Spider-Man vs. Doctor Octopus rewind, Pt. 1Posted: 01/01/2013
With Doctor Octopus now inhabiting Spider-Man’s body, I thought we should roll back time a bit and check out a few of their previous battles. Most importantly, I want you to see Doc Ock’s outfits over the next few articles. That man may change clothes often, but a fashion connoisseur he is not. Let’s not beat around the bush and jump right into Spectacular Spider-Man #6-10, written by Paul Jenkins and drawn by Humberto Ramos.
As you know, Spider-Man’s one of the few “street” superheroes in New York City. That means he webs out of his apartment and actually swings around the city once or twice a day to check for crime. I actually never thought about this until now, but besides Spider-Man and Daredevil, the city really doesn’t have much in superhero patrol. Captain America and the Fantastic Four think too highly of themselves to busy themselves with bank robberies and muggings.
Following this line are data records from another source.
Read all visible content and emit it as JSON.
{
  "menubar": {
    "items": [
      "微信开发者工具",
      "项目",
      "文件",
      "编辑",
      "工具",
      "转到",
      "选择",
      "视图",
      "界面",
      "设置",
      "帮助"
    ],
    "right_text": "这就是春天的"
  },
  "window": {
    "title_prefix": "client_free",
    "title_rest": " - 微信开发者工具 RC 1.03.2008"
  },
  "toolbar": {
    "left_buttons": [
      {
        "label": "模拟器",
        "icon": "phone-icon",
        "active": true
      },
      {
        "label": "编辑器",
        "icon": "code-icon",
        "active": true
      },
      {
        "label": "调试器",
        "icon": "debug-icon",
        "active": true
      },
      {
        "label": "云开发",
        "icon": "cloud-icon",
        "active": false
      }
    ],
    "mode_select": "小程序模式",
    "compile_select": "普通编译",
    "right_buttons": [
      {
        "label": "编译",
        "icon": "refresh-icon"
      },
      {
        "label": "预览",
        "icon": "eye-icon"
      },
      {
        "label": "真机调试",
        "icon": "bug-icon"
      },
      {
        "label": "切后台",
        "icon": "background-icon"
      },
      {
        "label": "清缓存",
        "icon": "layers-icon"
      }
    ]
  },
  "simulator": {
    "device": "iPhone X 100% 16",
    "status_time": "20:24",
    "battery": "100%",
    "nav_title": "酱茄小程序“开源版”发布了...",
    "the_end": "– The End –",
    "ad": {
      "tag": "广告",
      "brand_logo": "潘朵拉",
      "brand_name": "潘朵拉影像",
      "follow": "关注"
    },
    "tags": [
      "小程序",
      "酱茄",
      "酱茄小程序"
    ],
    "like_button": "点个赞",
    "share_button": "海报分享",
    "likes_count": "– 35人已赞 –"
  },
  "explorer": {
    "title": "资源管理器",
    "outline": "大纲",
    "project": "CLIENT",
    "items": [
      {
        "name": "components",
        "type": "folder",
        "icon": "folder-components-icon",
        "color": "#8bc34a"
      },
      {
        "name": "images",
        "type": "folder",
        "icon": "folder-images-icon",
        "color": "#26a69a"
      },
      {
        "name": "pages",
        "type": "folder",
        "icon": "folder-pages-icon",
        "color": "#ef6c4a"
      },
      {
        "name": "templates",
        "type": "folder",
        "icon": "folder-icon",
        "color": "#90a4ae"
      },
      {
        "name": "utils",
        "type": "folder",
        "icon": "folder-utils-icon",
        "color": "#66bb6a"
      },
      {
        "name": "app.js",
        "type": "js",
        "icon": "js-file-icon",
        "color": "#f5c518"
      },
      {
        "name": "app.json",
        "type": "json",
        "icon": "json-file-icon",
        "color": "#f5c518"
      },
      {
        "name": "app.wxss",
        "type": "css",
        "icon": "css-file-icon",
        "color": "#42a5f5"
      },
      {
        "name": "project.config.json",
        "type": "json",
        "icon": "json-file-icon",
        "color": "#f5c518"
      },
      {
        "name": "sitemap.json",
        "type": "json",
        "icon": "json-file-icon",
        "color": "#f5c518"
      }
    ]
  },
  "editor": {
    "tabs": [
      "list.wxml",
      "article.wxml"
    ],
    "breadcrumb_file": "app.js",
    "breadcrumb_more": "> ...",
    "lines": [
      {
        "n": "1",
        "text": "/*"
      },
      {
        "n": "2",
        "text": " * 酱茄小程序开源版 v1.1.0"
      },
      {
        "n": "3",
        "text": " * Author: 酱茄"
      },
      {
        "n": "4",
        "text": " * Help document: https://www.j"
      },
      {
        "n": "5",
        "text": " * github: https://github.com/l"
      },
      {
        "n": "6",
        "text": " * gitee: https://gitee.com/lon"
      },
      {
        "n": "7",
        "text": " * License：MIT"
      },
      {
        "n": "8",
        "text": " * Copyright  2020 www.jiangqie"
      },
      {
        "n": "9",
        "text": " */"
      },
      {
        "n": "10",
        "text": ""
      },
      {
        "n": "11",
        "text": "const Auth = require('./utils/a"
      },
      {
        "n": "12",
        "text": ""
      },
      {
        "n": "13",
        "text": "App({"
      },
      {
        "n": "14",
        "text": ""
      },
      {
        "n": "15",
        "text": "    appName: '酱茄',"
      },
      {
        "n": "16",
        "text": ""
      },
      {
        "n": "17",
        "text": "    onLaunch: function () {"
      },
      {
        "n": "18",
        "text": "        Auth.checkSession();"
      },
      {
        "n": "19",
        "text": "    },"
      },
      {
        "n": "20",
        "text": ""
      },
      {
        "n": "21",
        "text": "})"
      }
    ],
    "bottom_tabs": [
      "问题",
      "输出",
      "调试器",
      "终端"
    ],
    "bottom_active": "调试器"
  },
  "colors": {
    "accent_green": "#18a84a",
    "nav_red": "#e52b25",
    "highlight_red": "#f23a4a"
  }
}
Though to be fair, Spider-Man can’t really take on Galactus anyway.
You like the black trench coat? Doc Ock’s wearing Matrix cosplay. Anyway, the evil doctor has a preposition for our hero.
Doctor Octopus can always be counted on for two things: his enormous ego and long, windy speeches. He’s such a beautifully stereotypical bad guy. Though this time, Octavius has a plan that’ll force Spider-Man to comply with his demands. Did you guess it’ll be unnecessarily world-threatening?
Current events! The best hope for peace in the Middle East depends entirely on Peter Parker unmasking himself in front of the world. Why? I don’t know, that’s just what supervillains do. Doc Ock tries to explain this to his hostage in his normal verbose manner:
I always assumed that the people of New York City knew that Spider-Man was a normal man with a normal face. God knows they’ve seen enough skin with his ripped up costume after brawls. Look, if you ever question Octavius’ madness, just remember that Octavius is mad. The crazy definition.
So Spider-Man has to make a decision. A complicated decision. Aunt May sums it up best:
The suspense getting to you? Don’t you worry, because our dear hero has a plan. A cunning plan.
This next page isn’t relevant to our story, but it’s super cool. I really like Ramos’ art.
Anyway, time to shut Doc Ock down. Oh, did I forget to mention subplots with disgruntled detectives, a New Zealand best friend, and Mossad? I’ve skipped a lot.
Spider-Man wins. He always wins (except for y’know, the most recent issue). All that’s left is a few punches to fell the doctor and everyone goes home fulfilled.
Spider-Man just summarized Doc Ock better than I ever could. Readers sometimes forget just how much of genius that Octavius possesses. He’s easily on Tony Stark or Norman Osborn’s level of intelligence. But like Osborn, instead of curing cancer, he’s content with throwing pumpkin bombs or elaborate plots to destabilize the Middle East if he doesn’t get a spandex mask. Octavius touched upon it earlier: his obsession with proving others to be inferior has prevented him from embracing his own superiority. Hopefully Superior Spider-Man will change that — and a lot more punches.
Anyway, the fight goes to the sewers.
You know those 86 counts of massive head trauma Doctor Octopus mentioned in Amazing Spider-Man #600? There’s one. Now comes the physical and emotional beatdown by our hero. That’s what we expect in comics.
Doc Ock deserved it. And I don’t know where Spider-Man keeps a pen and paper in his suit either.